──────── Material provided ────────
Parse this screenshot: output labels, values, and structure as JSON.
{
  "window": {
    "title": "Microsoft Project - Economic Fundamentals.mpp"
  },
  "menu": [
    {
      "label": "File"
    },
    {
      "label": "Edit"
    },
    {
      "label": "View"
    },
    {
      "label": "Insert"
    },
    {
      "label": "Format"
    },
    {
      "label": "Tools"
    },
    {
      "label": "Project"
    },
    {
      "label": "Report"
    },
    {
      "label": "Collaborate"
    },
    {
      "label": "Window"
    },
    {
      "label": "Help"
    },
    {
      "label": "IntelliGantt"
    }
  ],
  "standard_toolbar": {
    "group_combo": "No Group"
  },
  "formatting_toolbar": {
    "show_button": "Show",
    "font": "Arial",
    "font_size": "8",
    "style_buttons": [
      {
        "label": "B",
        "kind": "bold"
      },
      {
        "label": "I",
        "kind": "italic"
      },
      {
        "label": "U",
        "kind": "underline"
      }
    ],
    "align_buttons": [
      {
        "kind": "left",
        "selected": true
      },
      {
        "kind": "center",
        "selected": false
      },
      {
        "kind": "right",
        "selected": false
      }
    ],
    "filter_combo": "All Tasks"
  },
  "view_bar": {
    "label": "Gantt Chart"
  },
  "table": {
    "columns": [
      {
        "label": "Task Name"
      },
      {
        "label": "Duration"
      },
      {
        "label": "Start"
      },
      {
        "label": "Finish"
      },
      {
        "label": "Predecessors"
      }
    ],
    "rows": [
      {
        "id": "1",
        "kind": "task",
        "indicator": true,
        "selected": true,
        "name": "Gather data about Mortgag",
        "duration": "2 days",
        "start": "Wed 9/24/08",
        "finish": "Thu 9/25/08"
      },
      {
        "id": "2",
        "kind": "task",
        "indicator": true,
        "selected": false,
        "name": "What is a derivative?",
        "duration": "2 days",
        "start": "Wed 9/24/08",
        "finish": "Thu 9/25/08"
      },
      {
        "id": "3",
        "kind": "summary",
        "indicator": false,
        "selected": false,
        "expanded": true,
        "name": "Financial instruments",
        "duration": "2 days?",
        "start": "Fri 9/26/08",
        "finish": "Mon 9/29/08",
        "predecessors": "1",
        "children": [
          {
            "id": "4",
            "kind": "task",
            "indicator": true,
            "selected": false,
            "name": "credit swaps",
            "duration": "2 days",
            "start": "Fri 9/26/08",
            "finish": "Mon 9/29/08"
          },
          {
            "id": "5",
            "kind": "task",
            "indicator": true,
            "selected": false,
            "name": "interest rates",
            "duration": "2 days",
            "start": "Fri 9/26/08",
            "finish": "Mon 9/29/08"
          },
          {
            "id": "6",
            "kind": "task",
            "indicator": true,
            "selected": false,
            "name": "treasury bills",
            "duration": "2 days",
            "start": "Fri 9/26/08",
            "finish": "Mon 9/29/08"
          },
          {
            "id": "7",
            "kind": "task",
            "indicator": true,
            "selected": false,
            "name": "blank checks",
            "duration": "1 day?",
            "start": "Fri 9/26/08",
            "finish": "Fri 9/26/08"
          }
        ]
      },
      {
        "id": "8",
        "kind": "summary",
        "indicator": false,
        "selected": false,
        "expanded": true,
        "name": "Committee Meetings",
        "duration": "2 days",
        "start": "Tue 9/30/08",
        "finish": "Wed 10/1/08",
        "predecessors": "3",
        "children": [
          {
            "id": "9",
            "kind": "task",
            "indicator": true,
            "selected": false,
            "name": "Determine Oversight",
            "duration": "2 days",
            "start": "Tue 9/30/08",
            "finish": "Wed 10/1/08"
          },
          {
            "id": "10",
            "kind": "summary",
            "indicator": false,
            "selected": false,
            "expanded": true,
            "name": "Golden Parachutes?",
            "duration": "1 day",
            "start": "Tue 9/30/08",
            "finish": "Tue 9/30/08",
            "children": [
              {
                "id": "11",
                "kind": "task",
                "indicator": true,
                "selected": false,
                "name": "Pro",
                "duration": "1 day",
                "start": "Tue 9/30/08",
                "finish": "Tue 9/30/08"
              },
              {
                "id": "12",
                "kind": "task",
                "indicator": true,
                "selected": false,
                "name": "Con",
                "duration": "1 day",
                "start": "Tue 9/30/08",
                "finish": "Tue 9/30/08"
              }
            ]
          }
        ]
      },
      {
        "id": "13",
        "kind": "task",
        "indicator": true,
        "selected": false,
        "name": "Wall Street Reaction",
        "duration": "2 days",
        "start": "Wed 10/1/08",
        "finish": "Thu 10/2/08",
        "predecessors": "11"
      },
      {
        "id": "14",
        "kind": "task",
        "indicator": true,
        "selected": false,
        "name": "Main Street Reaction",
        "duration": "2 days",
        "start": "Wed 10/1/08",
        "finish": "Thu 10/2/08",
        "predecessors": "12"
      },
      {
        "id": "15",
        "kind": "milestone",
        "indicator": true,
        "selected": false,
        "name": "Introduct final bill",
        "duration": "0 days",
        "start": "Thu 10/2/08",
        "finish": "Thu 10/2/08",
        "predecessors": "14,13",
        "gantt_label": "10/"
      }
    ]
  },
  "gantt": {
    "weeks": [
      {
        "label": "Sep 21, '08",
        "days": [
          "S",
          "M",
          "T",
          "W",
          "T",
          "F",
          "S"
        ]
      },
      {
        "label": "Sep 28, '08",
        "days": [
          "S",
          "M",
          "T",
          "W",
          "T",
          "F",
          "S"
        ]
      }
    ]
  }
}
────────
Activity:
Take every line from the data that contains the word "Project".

Written reply:
    "title": "Microsoft Project - Economic Fundamentals.mpp"
      "label": "Project"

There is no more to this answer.